As the true object of education is not to render the pupil the mere copy of his preceptor, it is rather to be rejoiced in, than lamented, that various reading should lead him into new trains of thinking.
Over the past week my reading has been somewhat eclectic within the mind/body/spirit genre. I’ve been working my way through the second volume of Joseph Campbell’s Masks of God quadrilogy and having previously looked at primitive myth, the focus has now shifted to Oriental mythology. Part two of the present volume covers the mythologies of India from about 2500 B.C. to more recent times before switching its attention to the Far East. Fascinating stuff for those interested in tracing commonalities that humans share around the world and throughout time in relation to religion and spirituality.
As part of my ongoing studies in Advaita, I read Eliot Deutsch’s Advaita Vedanta: A Philosophical Reconstruction (1968) which looks at the systematic thought behind Advaitan teachings. Historical and cultural contexts are stripped away to leave the methodology and processes used in Advaita Vedanta under the microscope of Western philosophy. I found such an approach of great value in deepening my understanding of Indian thought in relation to Advaita and the means through which seekers are guided towards realizing non-dual Reality. A full review of Deutsch’s reconstruction will appear on this site in due course.
Through sporadic work as a book-trader, another work that found itself in my hands this week was Paul McGee’s Self-Confidence: The Remarkable Truth of Why a Small Change Can Make a Big Difference (2009). Whilst not confessing to any particular shortage in confidence, I do admit to being a bit of a sucker when it comes to seeing how different authors deal with psychological issues that affect such a large readership base. The retail price of this particular title is £9.99 and it’s the kind of book one regularly sees in the non-fiction section of motorway service stations in the UK.
I don’t have any problem with the glut of self-help material available to readers. As far as I’m concerned, if an author manages to convey some nuggets of wisdom that have a beneficial impact upon someone’s life, then it’s a case of job well done. Take writers like Paolo Coehlo, James Redfield and M. Scott Peck, for example. These three authors have genuinely affected future prospects for millions around the globe, each by utilising a different method for delivering their respect ‘teachings’. Coehlo uses the extended metaphor set in popular fiction like The Alchemist, Redfield adopts a slightly didactic approach in his fictional spiritual guide books such as The Celestine Prophecy whilst M. Scott Peck takes a more clinical psychological tangent to discuss issues faced by many of us in modern society.
Having an ‘issue’ to resolve seems one of the main reason why people get started on a spiritual journey in an era when more orthodox religions like Christianity are seen by a lot of people as behind the times and in some ways irrelevant to modern living. It seems to me that we live in a privileged age, with a great variety of literature and internet resources now available to help us on our way. Many of us are free to choose the practice we adopt and can cherry-pick from a wide range of sources that are readily available in the many service stations en route from A to B. Yet, having stumbled across the potent material offered by Advaita, I feel a need to reappraise old opinions about the long-term value of New Age writings that flood the market.

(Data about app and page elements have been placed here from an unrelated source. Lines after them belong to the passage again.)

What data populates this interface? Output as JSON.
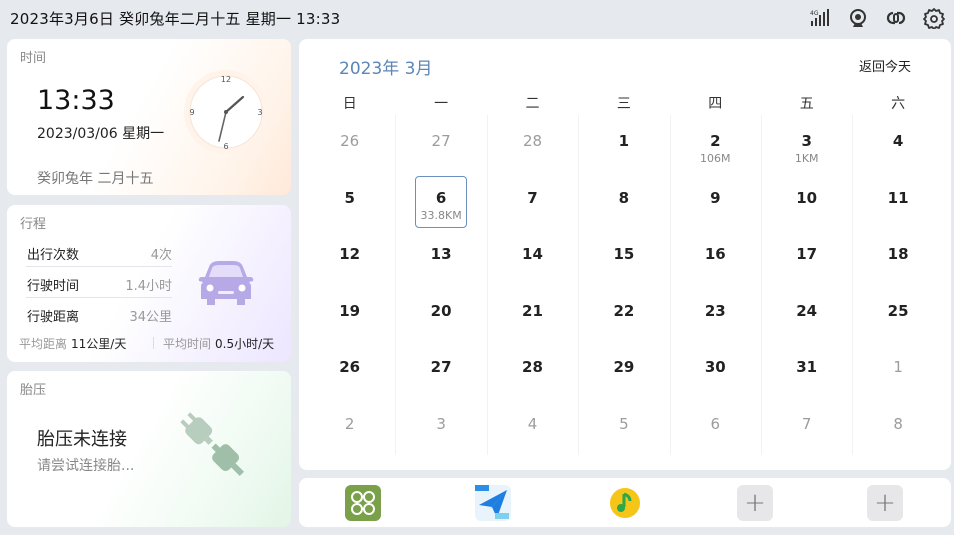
{
  "status_bar": {
    "text": "2023年3月6日  癸卯兔年二月十五  星期一  13:33",
    "icons": [
      "signal-4g-icon",
      "camera-icon",
      "link-icon",
      "settings-icon"
    ]
  },
  "time_card": {
    "title": "时间",
    "time": "13:33",
    "date": "2023/03/06 星期一",
    "lunar": "癸卯兔年 二月十五",
    "clock_labels": [
      "12",
      "3",
      "6",
      "9"
    ]
  },
  "trip_card": {
    "title": "行程",
    "rows": [
      {
        "label": "出行次数",
        "value": "4次"
      },
      {
        "label": "行驶时间",
        "value": "1.4小时"
      },
      {
        "label": "行驶距离",
        "value": "34公里"
      }
    ],
    "avg_distance_label": "平均距离",
    "avg_distance_value": "11公里/天",
    "avg_time_label": "平均时间",
    "avg_time_value": "0.5小时/天"
  },
  "tire_card": {
    "title": "胎压",
    "status": "胎压未连接",
    "hint": "请尝试连接胎..."
  },
  "calendar": {
    "month_label": "2023年 3月",
    "today_button": "返回今天",
    "weekdays": [
      "日",
      "一",
      "二",
      "三",
      "四",
      "五",
      "六"
    ],
    "weeks": [
      [
        {
          "d": "26",
          "m": true
        },
        {
          "d": "27",
          "m": true
        },
        {
          "d": "28",
          "m": true
        },
        {
          "d": "1"
        },
        {
          "d": "2",
          "sub": "106M"
        },
        {
          "d": "3",
          "sub": "1KM"
        },
        {
          "d": "4"
        }
      ],
      [
        {
          "d": "5"
        },
        {
          "d": "6",
          "sub": "33.8KM",
          "today": true
        },
        {
          "d": "7"
        },
        {
          "d": "8"
        },
        {
          "d": "9"
        },
        {
          "d": "10"
        },
        {
          "d": "11"
        }
      ],
      [
        {
          "d": "12"
        },
        {
          "d": "13"
        },
        {
          "d": "14"
        },
        {
          "d": "15"
        },
        {
          "d": "16"
        },
        {
          "d": "17"
        },
        {
          "d": "18"
        }
      ],
      [
        {
          "d": "19"
        },
        {
          "d": "20"
        },
        {
          "d": "21"
        },
        {
          "d": "22"
        },
        {
          "d": "23"
        },
        {
          "d": "24"
        },
        {
          "d": "25"
        }
      ],
      [
        {
          "d": "26"
        },
        {
          "d": "27"
        },
        {
          "d": "28"
        },
        {
          "d": "29"
        },
        {
          "d": "30"
        },
        {
          "d": "31"
        },
        {
          "d": "1",
          "m": true
        }
      ],
      [
        {
          "d": "2",
          "m": true
        },
        {
          "d": "3",
          "m": true
        },
        {
          "d": "4",
          "m": true
        },
        {
          "d": "5",
          "m": true
        },
        {
          "d": "6",
          "m": true
        },
        {
          "d": "7",
          "m": true
        },
        {
          "d": "8",
          "m": true
        }
      ]
    ]
  },
  "dock": {
    "apps": [
      {
        "name": "app-grid",
        "icon": "four-circles-icon",
        "color": "#7aa04a"
      },
      {
        "name": "navigation",
        "icon": "paper-plane-icon",
        "color": "#2b8fe8"
      },
      {
        "name": "music",
        "icon": "music-note-icon",
        "color": "#f5c518"
      },
      {
        "name": "add",
        "icon": "plus-icon",
        "label": "+"
      },
      {
        "name": "add",
        "icon": "plus-icon",
        "label": "+"
      }
    ]
  }
}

It seems that whilst New Age writings offer an instant hit of feel good factor, they lack in terms of providing a reliable framework within which to situate oneself and from which to confront the depths of our limited understanding. From what I’ve read to date, if my understanding is correct, this is what Advaita does provide; a toolbox and set of tools capable of providing long-term answers to today’s problems rather than a quick fix solution that, like a heavy night out on the town, temporarily alleviates the symptoms but does little to resolve underlying causes.
With this in mind, I couldn’t help but feel slightly cheated having read Paul McGee’s Self Confidence book. It was lightweight, easy to read, and contained the odd snippet of information that might be useful to certain people in certain situations, but overall, if I had paid the full retail price, I would have been disappointed. Money and time could have been much better spent. Then again, it did provide a useful point of contrast for me to reflect upon the benefits that Advaita has to offer, so something positive came from the experience.
My next reading selection for Advaita Academy will be Leo Hartong’s Awakening the Dream, (has someone been reading my previous blog entries???) which, I’m led to believe, has neo-advaitan tendencies. As I’ve yet to encounter such territory, I’ll be interested to see how this compares to other New Age writings. Also, Swami Dayananda’s Introduction to Vedanta is in the pipeline and I’m particularly looking forward to its arrival as Swami Dayananda is preceded by a great reputation. So whilst the snow and ice persist in causing havoc to the transport network here in the UK and the possibility of a fairytale white Christmas strikes terror in the heart of those lacking a few reindeer and a sledge, I figure it safe to say there will be ample opportunity to turn a few pages in the week ahead.